### AVAILABLE RECORDS

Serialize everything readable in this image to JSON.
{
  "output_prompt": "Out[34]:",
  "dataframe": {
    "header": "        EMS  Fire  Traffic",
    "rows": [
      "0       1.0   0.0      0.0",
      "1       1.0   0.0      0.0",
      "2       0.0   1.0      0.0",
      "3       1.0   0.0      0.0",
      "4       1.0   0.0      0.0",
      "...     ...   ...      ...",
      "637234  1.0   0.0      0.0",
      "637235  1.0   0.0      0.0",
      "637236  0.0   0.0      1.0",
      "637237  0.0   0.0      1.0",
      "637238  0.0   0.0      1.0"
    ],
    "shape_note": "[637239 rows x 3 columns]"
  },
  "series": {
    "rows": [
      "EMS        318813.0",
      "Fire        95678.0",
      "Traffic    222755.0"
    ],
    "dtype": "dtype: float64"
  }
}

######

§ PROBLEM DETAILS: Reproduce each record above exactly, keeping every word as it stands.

§ SOLUTION BELOW:
Serialize everything readable in this image to JSON.
{
  "output_prompt": "Out[34]:",
  "dataframe": {
    "header": "        EMS  Fire  Traffic",
    "rows": [
      "0       1.0   0.0      0.0",
      "1       1.0   0.0      0.0",
      "2       0.0   1.0      0.0",
      "3       1.0   0.0      0.0",
      "4       1.0   0.0      0.0",
      "...     ...   ...      ...",
      "637234  1.0   0.0      0.0",
      "637235  1.0   0.0      0.0",
      "637236  0.0   0.0      1.0",
      "637237  0.0   0.0      1.0",
      "637238  0.0   0.0      1.0"
    ],
    "shape_note": "[637239 rows x 3 columns]"
  },
  "series": {
    "rows": [
      "EMS        318813.0",
      "Fire        95678.0",
      "Traffic    222755.0"
    ],
    "dtype": "dtype: float64"
  }
}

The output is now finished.